RCSI is a not-for-profit health sciences institute which focuses on education and research to drive positive change in all areas of human health worldwide. RCSI is headquartered in Dublin and is a recognised College of the National University of Ireland. In 2010, RCSI was granted independent degree awarding status by the State, which enables the College to award degrees alongside its traditional powers to award licentiates.

RCSI Hosts Inaugural National Surgical Skills Competition

RCSI is hosting the first National Surgical Skills Competition grand final today in the National Surgical Training Centre to give aspiring surgeons from Irish medical schools the opportunity to develop and showcase their surgical skills. The competition will involve the students competing in a range of surgical challenges, from suturing and knot-tying to undertaking key-hole surgery skills tests.

Regional heats have been taking place over the past three months across the six medical schools in Ireland – RCSI, University of Limerick, Trinity College Dublin, University College Cork, University College Dublin and NUI Galway and 12 students have been chosen to go through to the final today.

Explaining the competition, Mr Eunan Friel, Managing Director, Department of Surgical Affairs, RCSI said: ‘As RCSI is the body responsible for setting the standards for surgical practice, training and examinations in Ireland, we strive to achieve the best outcomes for patients. The medical students who are competing here today are our future surgeons and we are delighted to give them the opportunity to experience relevant skills-based challenges at this early point in their careers.’

‘The RCSI National Surgical Skills Competition is a great opportunity for medical students to showcase their surgical skills and gain valuable surgical experience. The competition provides valuable practical experience to support the early skill development of the aspiring surgeons of tomorrow.
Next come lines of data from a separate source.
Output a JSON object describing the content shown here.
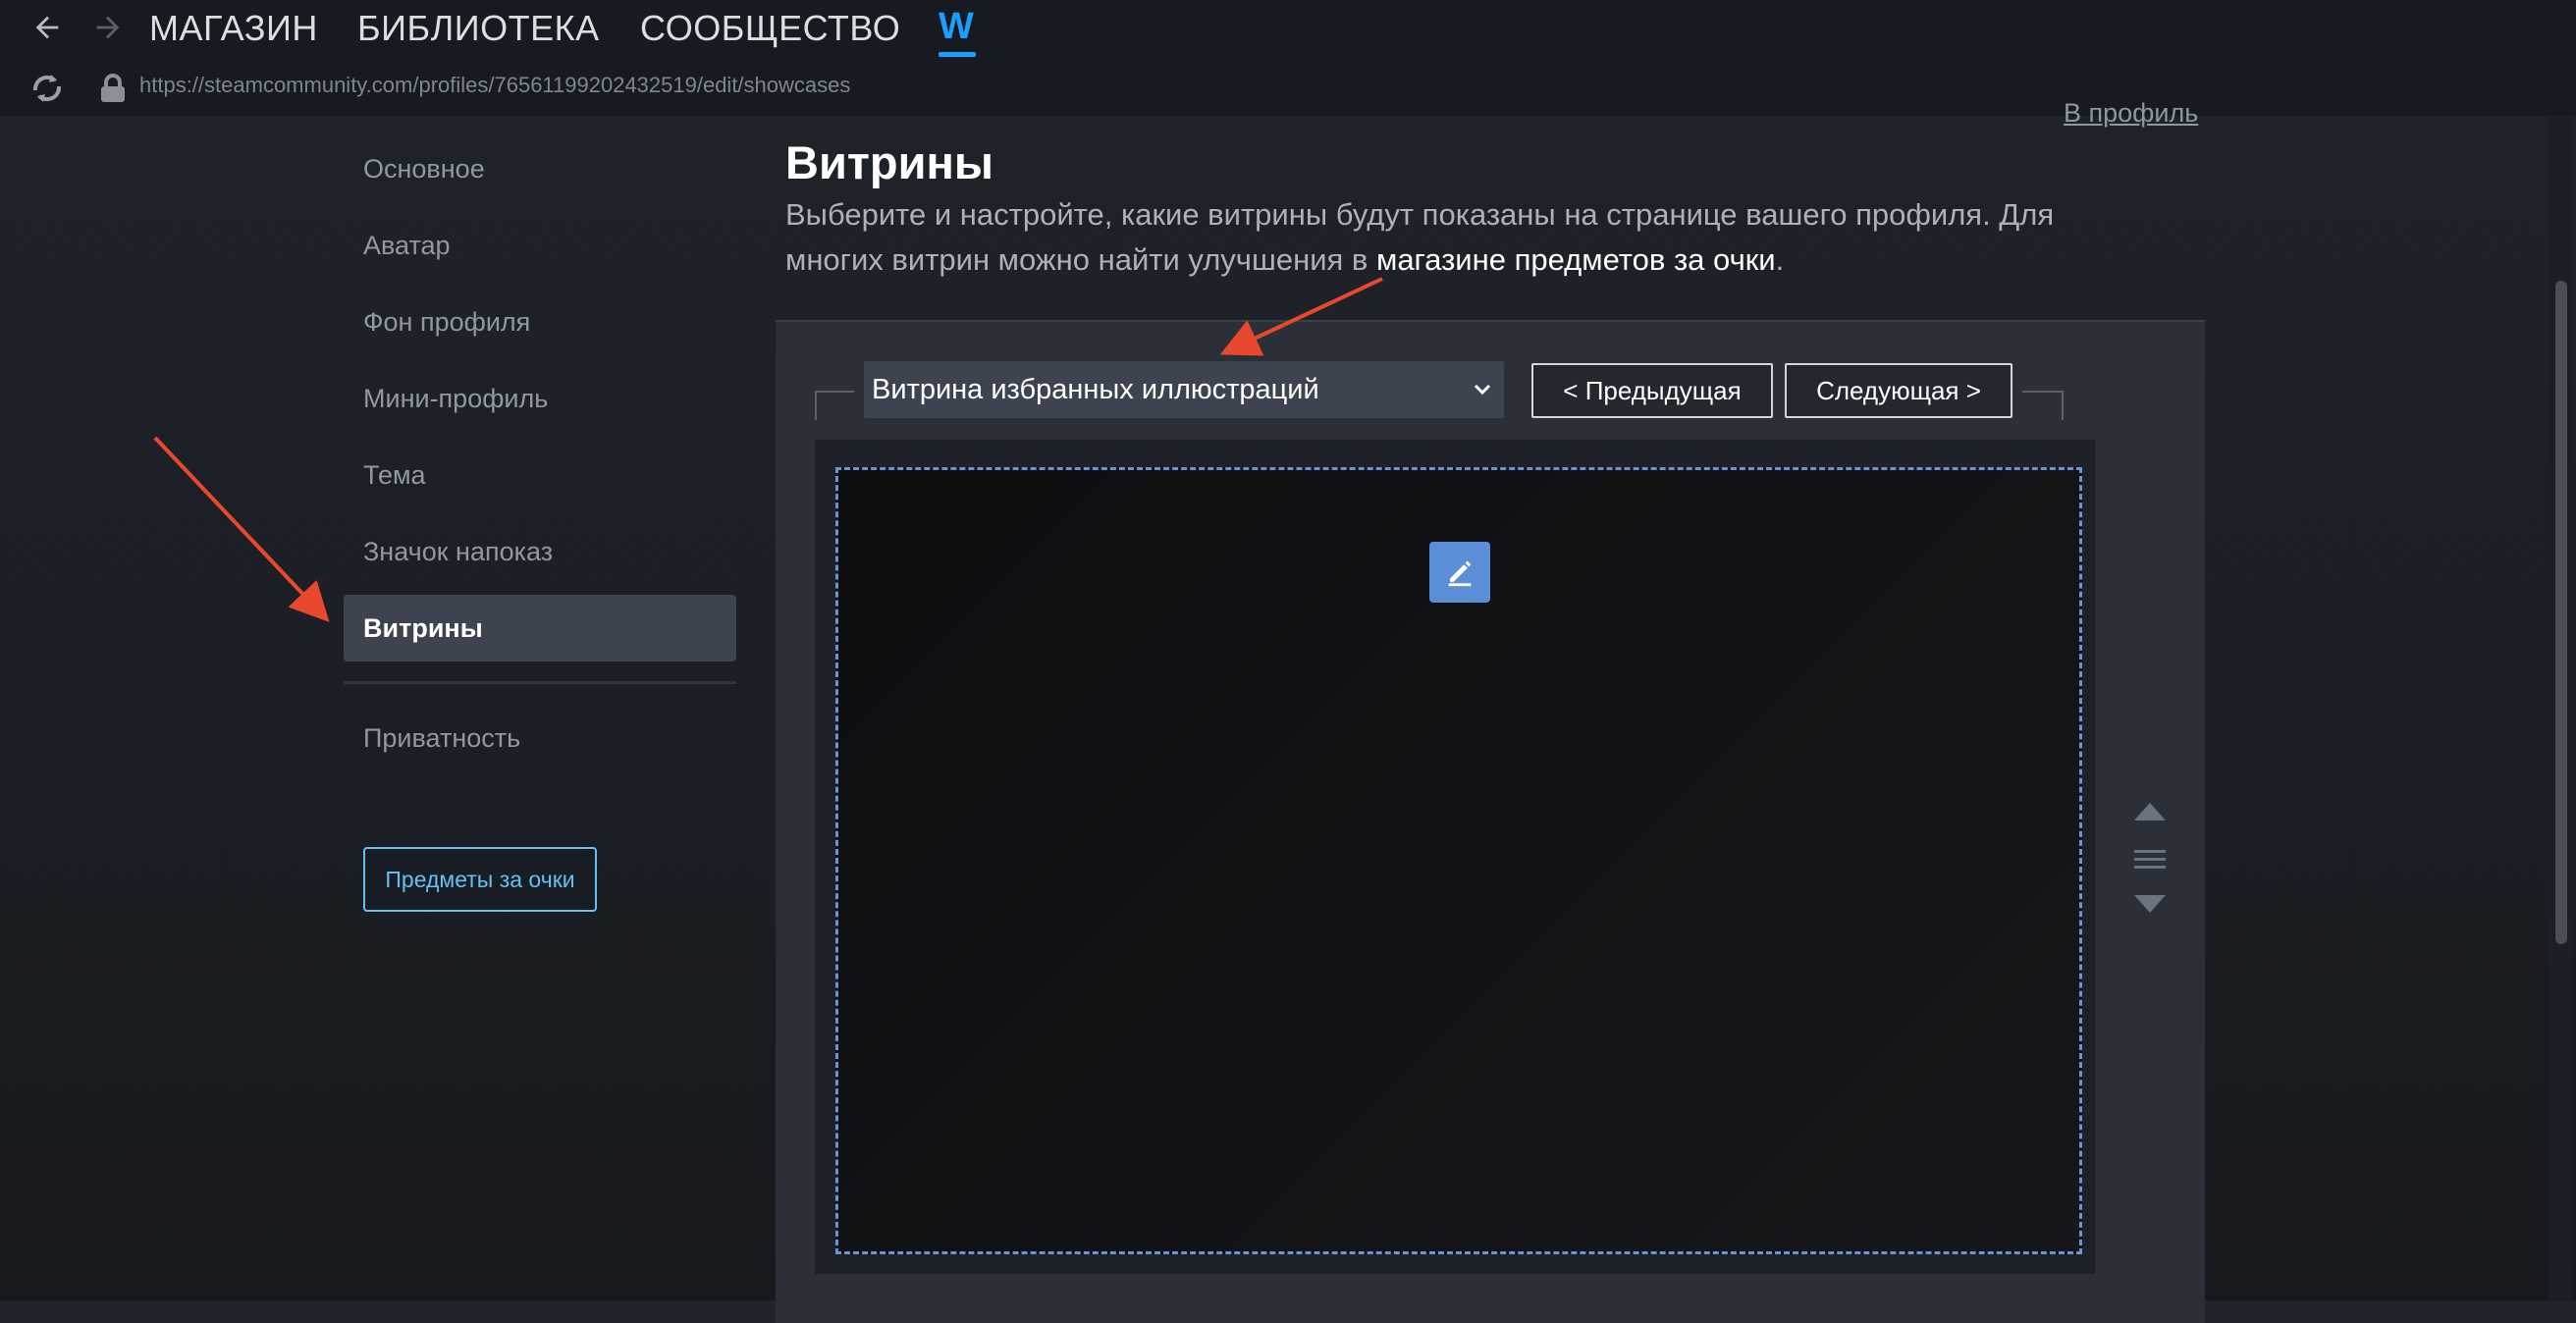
{
  "topnav": {
    "store": "МАГАЗИН",
    "library": "БИБЛИОТЕКА",
    "community": "СООБЩЕСТВО",
    "user": "W"
  },
  "urlbar": {
    "url": "https://steamcommunity.com/profiles/76561199202432519/edit/showcases"
  },
  "sidebar": {
    "items": [
      {
        "label": "Основное"
      },
      {
        "label": "Аватар"
      },
      {
        "label": "Фон профиля"
      },
      {
        "label": "Мини-профиль"
      },
      {
        "label": "Тема"
      },
      {
        "label": "Значок напоказ"
      },
      {
        "label": "Витрины"
      },
      {
        "label": "Приватность"
      }
    ],
    "active_item": "Витрины",
    "points_shop_button": "Предметы за очки"
  },
  "main": {
    "to_profile_link": "В профиль",
    "title": "Витрины",
    "description_prefix": "Выберите и настройте, какие витрины будут показаны на странице вашего профиля. Для многих витрин можно найти улучшения в ",
    "description_link": "магазине предметов за очки",
    "description_suffix": "."
  },
  "showcase": {
    "selected_type": "Витрина избранных иллюстраций",
    "prev_button": "< Предыдущая",
    "next_button": "Следующая >"
  },
  "icons": {
    "back": "arrow-left-icon",
    "forward": "arrow-right-icon",
    "refresh": "refresh-icon",
    "lock": "lock-icon",
    "select_chevron": "chevron-down-icon",
    "edit": "pencil-icon",
    "reorder": "reorder-handle-icon"
  },
  "colors": {
    "accent_blue": "#1a9fff",
    "link_blue": "#66c0f4",
    "edit_button": "#5b8ed6",
    "dashed_border": "#6b93d6",
    "annotation_arrow": "#e8482e",
    "active_nav_bg": "#3d4450"
  }
}
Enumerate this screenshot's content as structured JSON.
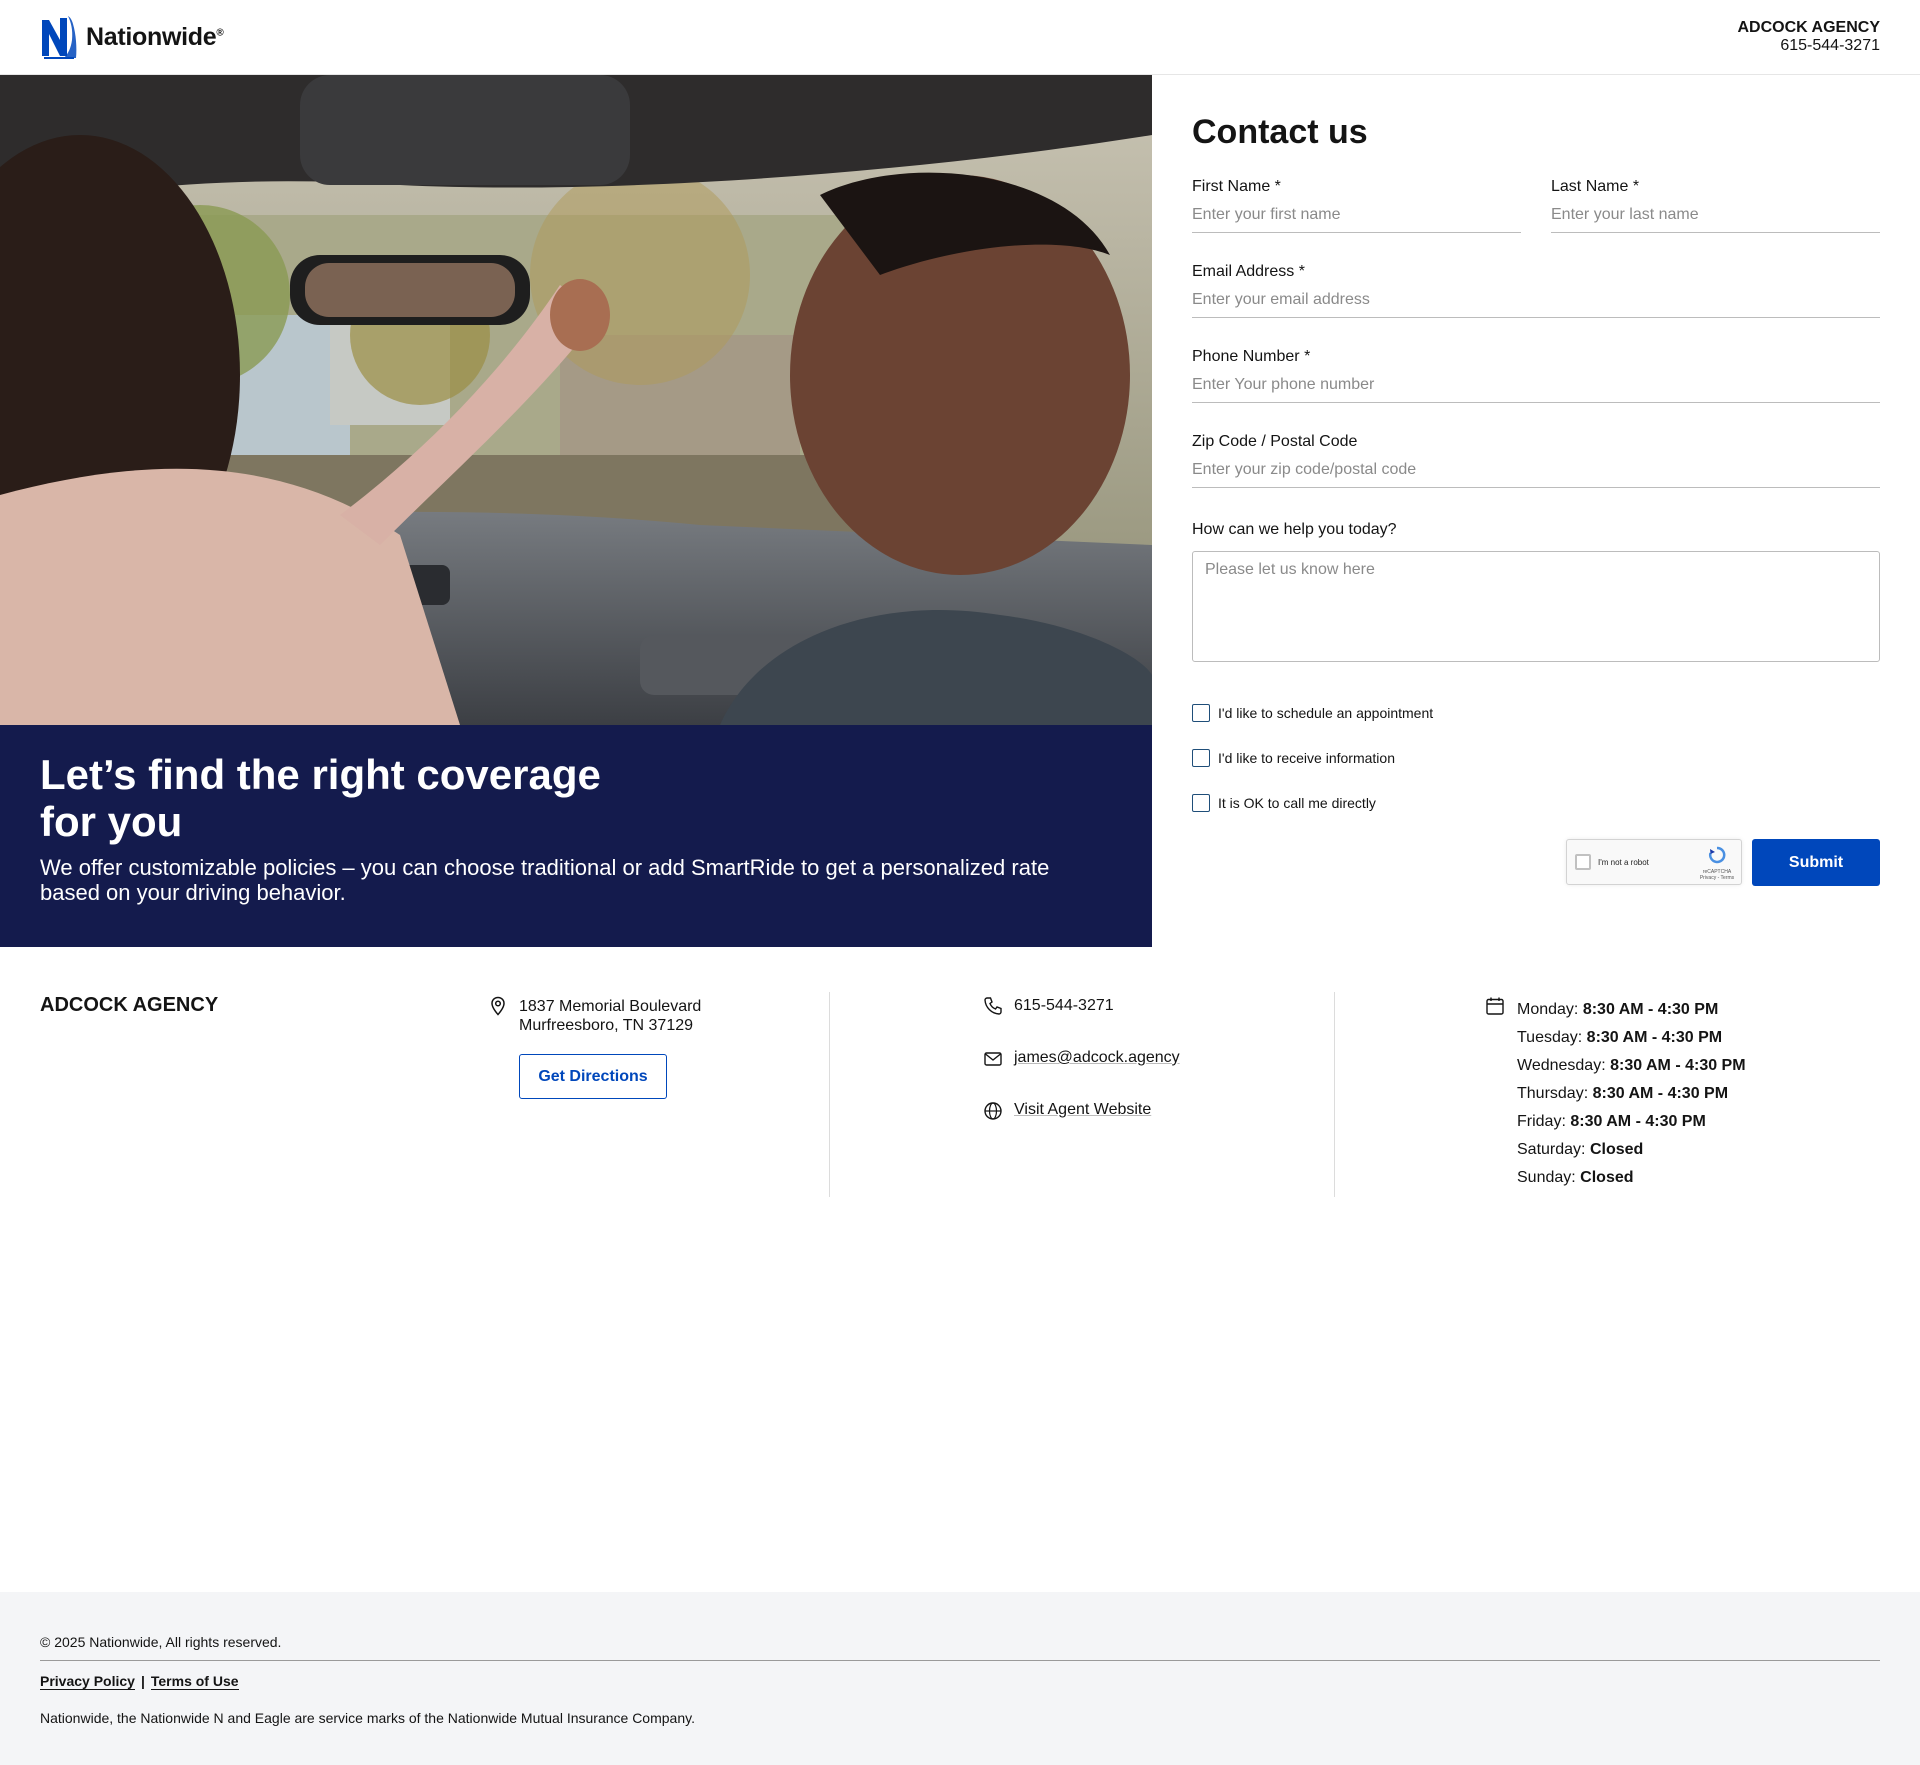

The competition has been a great success and it is something we will definitely include on the annual surgical calendar.’